Mercy Ships Ends Three-Month Stay in Liberia

The National Planning Committee of a global charity operating a growing fleet of hospital ships hosted an official farewell dinner recently at Monrovia’s City Hall to mark the end of a three-month stay in Liberia to help re-build the nation after 14 years of civil war.

Executive Director Daslin Small and Captain Jurryan Schutte led Texas-based Mercy Ships crewmembers to the official farewell dinner while the Rev. Jerry Kulah acted as the Master of Ceremonies for the evening. Guests heard from National Planning Committee Members, including Dr. Peter S. Coleman, Minister of Health, and Mr. Benjamin Lartey, General Secretary of the Liberian Council of Churches.

Throughout the program, speakers thanked God and Mercy Ships for the work that had been done during the three-month field assignment of its 522-foot flagship, the Anastasis.

For the past three months, Mercy Ships has been conducting development projects and educational programs to help re-build Liberia during its first visit to the war-torn West African nation. Since 1989, the Liberian civil war has claimed the lives of over 150,000 Liberians and further displaced approximately 850,000 others into refugee camps. The fighting has also left Liberia’s economy in tatters and very little medical infrastructure remains.

“Access to medical care in Liberia is minimal,” noted Mercy Ships HealthCare Services Director Dr. Glenn Strauss upon the ministry’s arrival in March. “The population of three million has very little access to just basic medical care, let alone advanced surgical procedure to repair facial tumors, to repair blindness, to correct children's cleft lip and palates, and women's [vesico-vaginal fistula] surgical repairs."

"These are specialties Mercy Ships has to offer to the patients of Liberia,” Strauss added.

During the recent farewell event, Dr. Coleman told Mercy Ships crew members that they had “restored life back to these people.”

“We want to give God the glory for what you have done,” the minister of health added.

Coleman also noted that “the activities of Mercy Ships here have shown it to be possible for the church, the government and civil society to work together to bring good things to the people of Liberia.”

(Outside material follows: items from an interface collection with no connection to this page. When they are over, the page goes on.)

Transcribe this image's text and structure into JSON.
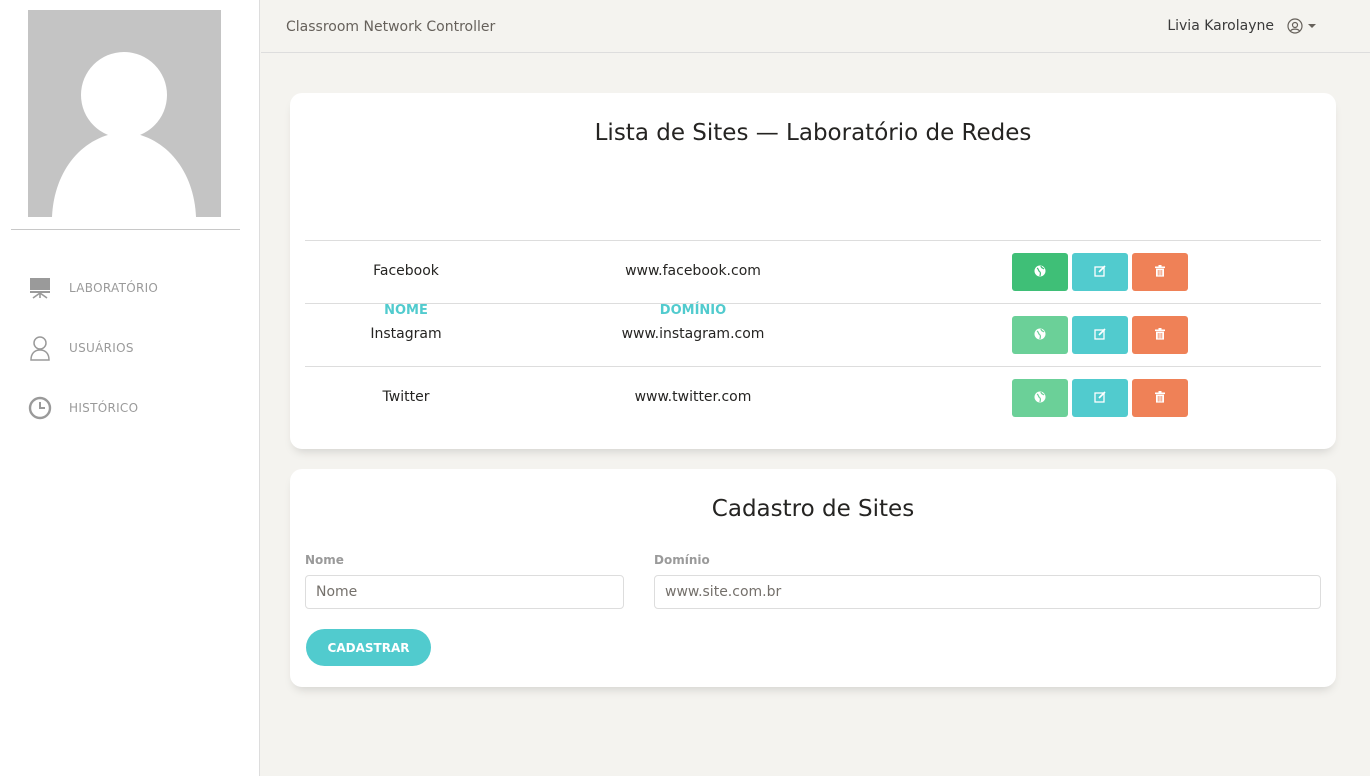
{
  "navbar": {
    "brand": "Classroom Network Controller",
    "user_name": "Livia Karolayne"
  },
  "sidebar": {
    "items": [
      {
        "label": "LABORATÓRIO",
        "icon": "monitor-icon"
      },
      {
        "label": "USUÁRIOS",
        "icon": "user-icon"
      },
      {
        "label": "HISTÓRICO",
        "icon": "clock-icon"
      }
    ]
  },
  "list": {
    "title": "Lista de Sites — Laboratório de Redes",
    "headers": {
      "name": "NOME",
      "domain": "DOMÍNIO"
    },
    "rows": [
      {
        "name": "Facebook",
        "domain": "www.facebook.com"
      },
      {
        "name": "Instagram",
        "domain": "www.instagram.com"
      },
      {
        "name": "Twitter",
        "domain": "www.twitter.com"
      }
    ],
    "actions": [
      "globe-icon",
      "edit-icon",
      "trash-icon"
    ]
  },
  "form": {
    "title": "Cadastro de Sites",
    "name_label": "Nome",
    "name_placeholder": "Nome",
    "domain_label": "Domínio",
    "domain_placeholder": "www.site.com.br",
    "submit_label": "CADASTRAR"
  },
  "colors": {
    "accent": "#51cbce",
    "success": "#6bd098",
    "success_active": "#3fbf77",
    "danger": "#ef8157"
  }
}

Gifts of appreciation were given to individuals as well as to the crew in general. Those making ‘thank you’ speeches all spoke of their gratitude to Mercy Ships for plans to return to Liberia later this year. Although the global charity reported earlier that it would continue bringing "hope and healing" to Liberia in a second phase beginning in October 2005, later reports stated that the ministry would return in November.

As the leader in using a growing fleet of hospital ships to deliver free world-class healthcare services to the poor in developing nations, Mercy Ships has visited more than 500 ports in over 50 developing nations. With three hospital ships and offices in 17 countries, the global charity has performed more than 2 million services, with a value of $250 million (USD), which include treating more than 300,000 people in village clinics, performing 18,000 surgeries, 110,000 dental treatments and completing close to 350 construction and agriculture projects, including schools, clinics, orphanages and water wells.